Vitamin D is well known to be important for bone health. It has also been studied for its possible link to a lower risk of a wide variety of conditions. But even though you can get vitamin D from foods, supplements, or by spending time in the sun, many people don’t get enough of it.
Why? Maybe you’re not getting enough of it in your diet. Other things that affect your body’s ability to make vitamin D include season, time of day, where you live, air pollution, cloud cover, sunscreen, exposed body parts, skin color and age. Dermatologists recommend using sunscreen and getting vitamin D from foods and supplements rather than risking the sun’s harmful rays.
Role of vitamin D
Vitamin D is naturally present in few foods. But it’s in many fortified foods.
Since 1930, virtually all cow’s milk in the United States has been fortified with 100 IU of vitamin D per cup. Food manufacturers fortify other foods such as yogurt, cereal and orange juice.
Ideally, vitamin D is added to a food or drink that contains calcium. Vitamin D is needed for maximum absorption of calcium from the gut, helping to build strong bones and teeth.
“Vitamin D deficiency is associated with low bone mass and osteoporosis, which is estimated to affect 10 million adults over age 50 in the United States,” says Atlanta rheumatologist Eduardo Baetti, MD. He says many of his patients — especially older, dark-skinned people — have low levels of vitamin D because the sun is not a reliable source.
How Much Vitamin D Do You Need?
The National Institutes of Health recommend that people consume as much vitamin D daily as:
- Birth to 12 months: 10 micrograms (mcg) or 400 international units (IU)
- 1 to 70 years: 15 mcg (600 IU)
- 71 and over: 20 mcg (800 IU)
Older people need more vitamin D because as they age their skin does not produce vitamin D efficiently, they spend less time outdoors, and they tend not to get enough vitamin D. .
Best Sources of Vitamin D
The sun is an excellent source of vitamin D, but it’s difficult to quantify how much vitamin D you get from sun exposure, and the risk of skin cancer may outweigh the benefits.
Food comes first, says Keli Hawthorne, registered dietitian at Baylor College of Medicine. “Supplements can fill in the gaps, but it’s always best to try to meet your nutritional needs with foods that contain fiber, phytonutrients, and more,” she says.
Unless you have a diet that includes fatty fish or fish liver oils, it can be difficult to get enough vitamin D naturally without eating fortified foods or taking a supplement. “The main dietary source of vitamin D comes from fortified dairy products, as well as some yogurts and cereals,” says Hawthorne.
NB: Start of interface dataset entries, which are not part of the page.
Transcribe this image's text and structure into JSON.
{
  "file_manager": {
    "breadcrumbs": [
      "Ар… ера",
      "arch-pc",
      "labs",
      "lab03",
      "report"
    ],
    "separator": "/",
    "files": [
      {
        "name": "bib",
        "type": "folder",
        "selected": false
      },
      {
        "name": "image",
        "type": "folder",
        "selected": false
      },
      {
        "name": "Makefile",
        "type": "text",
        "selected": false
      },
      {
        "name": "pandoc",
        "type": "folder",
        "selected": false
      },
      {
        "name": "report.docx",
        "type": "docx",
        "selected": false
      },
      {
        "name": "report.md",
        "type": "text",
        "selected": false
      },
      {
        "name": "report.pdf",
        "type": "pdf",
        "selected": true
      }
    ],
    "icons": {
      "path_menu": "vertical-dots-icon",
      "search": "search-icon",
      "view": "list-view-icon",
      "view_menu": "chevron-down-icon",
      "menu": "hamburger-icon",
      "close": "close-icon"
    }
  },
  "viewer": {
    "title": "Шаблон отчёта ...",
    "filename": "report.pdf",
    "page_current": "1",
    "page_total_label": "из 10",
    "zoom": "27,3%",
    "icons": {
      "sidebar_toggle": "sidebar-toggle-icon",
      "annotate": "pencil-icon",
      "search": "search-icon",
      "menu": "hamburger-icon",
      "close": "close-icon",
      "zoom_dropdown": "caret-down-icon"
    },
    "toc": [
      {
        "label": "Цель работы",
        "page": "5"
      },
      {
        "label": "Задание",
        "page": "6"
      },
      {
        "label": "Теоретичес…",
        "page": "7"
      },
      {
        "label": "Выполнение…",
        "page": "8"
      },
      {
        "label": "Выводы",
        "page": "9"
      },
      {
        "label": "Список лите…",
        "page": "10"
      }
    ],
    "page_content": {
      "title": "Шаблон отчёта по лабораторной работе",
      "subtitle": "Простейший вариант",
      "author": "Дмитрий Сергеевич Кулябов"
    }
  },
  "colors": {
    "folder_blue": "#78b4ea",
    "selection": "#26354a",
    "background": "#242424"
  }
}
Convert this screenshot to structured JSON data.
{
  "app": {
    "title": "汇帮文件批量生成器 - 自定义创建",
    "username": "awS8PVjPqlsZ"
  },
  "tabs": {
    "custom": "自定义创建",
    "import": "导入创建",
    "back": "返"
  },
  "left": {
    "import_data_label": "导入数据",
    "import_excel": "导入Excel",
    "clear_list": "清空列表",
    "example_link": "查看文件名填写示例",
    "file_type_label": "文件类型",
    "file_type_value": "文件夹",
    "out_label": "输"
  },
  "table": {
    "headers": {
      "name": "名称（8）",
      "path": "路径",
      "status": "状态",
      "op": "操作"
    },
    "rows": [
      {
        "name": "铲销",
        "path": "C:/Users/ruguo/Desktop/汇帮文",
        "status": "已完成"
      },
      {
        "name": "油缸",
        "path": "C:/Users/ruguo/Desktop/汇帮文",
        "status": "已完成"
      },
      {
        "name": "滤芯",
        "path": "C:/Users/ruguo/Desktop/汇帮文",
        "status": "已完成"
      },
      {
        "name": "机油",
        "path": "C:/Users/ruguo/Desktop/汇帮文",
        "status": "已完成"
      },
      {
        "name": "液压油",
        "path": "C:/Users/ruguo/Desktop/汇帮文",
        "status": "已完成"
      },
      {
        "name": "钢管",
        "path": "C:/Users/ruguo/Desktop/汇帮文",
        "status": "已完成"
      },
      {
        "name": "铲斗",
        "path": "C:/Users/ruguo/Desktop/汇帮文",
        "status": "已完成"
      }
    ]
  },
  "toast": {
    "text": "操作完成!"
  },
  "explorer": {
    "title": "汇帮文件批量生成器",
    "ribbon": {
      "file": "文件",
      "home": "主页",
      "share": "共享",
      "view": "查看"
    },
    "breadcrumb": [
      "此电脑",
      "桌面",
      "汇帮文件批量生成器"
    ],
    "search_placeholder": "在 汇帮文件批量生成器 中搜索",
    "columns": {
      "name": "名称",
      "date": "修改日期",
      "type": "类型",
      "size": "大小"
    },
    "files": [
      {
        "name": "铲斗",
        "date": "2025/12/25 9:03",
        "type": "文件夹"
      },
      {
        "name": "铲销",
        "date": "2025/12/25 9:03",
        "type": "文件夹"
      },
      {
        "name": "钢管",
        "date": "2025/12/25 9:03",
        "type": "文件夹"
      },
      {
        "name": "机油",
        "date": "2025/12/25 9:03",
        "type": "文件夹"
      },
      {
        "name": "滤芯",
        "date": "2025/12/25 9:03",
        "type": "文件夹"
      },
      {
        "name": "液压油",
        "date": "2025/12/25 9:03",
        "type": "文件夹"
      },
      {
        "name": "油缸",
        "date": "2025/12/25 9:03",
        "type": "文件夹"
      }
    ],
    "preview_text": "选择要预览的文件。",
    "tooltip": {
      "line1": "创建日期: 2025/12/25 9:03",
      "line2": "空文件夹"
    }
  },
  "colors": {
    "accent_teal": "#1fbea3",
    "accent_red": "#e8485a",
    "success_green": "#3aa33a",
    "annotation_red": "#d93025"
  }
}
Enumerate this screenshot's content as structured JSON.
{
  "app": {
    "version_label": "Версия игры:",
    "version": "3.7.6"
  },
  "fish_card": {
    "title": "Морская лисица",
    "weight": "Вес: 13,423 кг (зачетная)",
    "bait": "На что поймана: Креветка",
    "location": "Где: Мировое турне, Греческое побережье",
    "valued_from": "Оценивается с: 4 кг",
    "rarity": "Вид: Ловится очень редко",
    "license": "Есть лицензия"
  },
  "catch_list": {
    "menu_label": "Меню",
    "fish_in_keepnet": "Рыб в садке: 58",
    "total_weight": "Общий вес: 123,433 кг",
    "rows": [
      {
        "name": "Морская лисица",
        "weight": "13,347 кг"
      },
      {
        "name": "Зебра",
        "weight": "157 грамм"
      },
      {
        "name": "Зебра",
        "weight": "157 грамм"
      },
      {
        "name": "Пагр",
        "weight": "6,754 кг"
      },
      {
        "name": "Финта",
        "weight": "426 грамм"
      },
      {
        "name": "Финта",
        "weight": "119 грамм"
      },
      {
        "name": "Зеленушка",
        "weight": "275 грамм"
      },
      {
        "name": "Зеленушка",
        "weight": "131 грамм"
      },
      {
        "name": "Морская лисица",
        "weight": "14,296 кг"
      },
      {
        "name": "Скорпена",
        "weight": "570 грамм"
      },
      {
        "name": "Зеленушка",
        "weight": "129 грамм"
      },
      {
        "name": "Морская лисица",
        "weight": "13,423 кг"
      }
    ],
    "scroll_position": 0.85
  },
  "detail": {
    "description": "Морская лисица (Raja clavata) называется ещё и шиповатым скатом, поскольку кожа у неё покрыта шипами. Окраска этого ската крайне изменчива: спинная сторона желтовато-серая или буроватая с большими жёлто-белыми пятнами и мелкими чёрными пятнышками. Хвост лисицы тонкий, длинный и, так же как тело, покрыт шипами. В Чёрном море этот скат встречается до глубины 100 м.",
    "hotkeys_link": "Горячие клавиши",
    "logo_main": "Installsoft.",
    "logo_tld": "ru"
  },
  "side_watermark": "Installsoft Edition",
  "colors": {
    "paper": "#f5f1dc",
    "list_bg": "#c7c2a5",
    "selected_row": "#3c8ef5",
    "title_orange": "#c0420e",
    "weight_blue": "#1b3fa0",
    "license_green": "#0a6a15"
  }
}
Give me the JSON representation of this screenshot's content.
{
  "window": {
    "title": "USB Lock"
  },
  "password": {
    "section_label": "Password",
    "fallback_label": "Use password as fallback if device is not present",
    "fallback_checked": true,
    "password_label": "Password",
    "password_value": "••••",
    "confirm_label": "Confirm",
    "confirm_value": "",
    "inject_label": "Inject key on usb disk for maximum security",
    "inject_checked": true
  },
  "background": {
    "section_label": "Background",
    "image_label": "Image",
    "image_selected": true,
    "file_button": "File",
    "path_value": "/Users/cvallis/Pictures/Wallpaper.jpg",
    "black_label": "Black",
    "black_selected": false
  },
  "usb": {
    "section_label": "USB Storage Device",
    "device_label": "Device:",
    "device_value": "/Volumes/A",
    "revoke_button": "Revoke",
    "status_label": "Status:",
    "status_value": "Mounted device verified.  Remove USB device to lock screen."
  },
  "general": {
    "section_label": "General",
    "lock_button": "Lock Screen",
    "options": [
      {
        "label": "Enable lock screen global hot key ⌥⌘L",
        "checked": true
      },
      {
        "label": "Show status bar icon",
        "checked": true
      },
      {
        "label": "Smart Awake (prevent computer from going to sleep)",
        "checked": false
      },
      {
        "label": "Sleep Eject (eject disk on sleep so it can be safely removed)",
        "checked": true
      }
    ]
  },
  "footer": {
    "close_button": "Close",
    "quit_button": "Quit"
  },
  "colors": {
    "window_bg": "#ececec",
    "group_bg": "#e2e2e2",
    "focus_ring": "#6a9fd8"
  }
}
Mushrooms, eggs, cheese and beef liver contain small amounts.
How much is too much?
Since vitamin D is a fat-soluble vitamin, it can accumulate in the body. It is therefore possible to consume too much.
The National Institutes of Health state these are the upper limits per day for vitamin D:
- Birth to 6 months: 25 mcg (1000 IU)
- Babies 7-12 months: 38 mcg (1500 IU)
- Children 1-3 years: 63 mcg (2500 IU)
- Children 4 to 8 years old: 75 mcg (3000 IU)
- Children 9-18 years old: 100 mcg (4000 IU)
- Adults 19 years and older: 100 mcg (4000 IU)
- If pregnant or breastfeeding: 100 mcg (4000 IU)
“There is potential to cause harm if you overdose supplements above 4000 IU/day, but there is no fear of overdose from the sun, as your skin acts as a regulatory system, not allowing the production than how much vitamin D you need,” says Patsy Brannon, PhD, a professor of nutritional science at Cornell University who served on an Institute of Medicine committee that reviewed vitamin D recommendations. d.
Acceptable levels of vitamin D in the blood
Your healthcare provider can check your vitamin D blood levels with a simple blood test.
Part of the confusion over whether or not you are getting enough vitamin D may be the definition of acceptable vitamin D blood levels, clinically measured as 25-hydroxyvitamin D. [25(OH)D].
Using vitamin D blood levels is the best estimate of adequacy that takes into account dietary intake and sunlight, but experts differ on what that level should be.
“A blood level of 25(OH)D of at least 20 nanograms/ml was used by the IOM committee to establish recommendations for vitamin D, as this level was adequate for a wide variety of indicators of bone health,” says Brannon.
The Endocrine Society practice guidelines, as well as many laboratories and experts, recommend a minimum vitamin D blood level of 30 nanograms/ml as an acceptable level.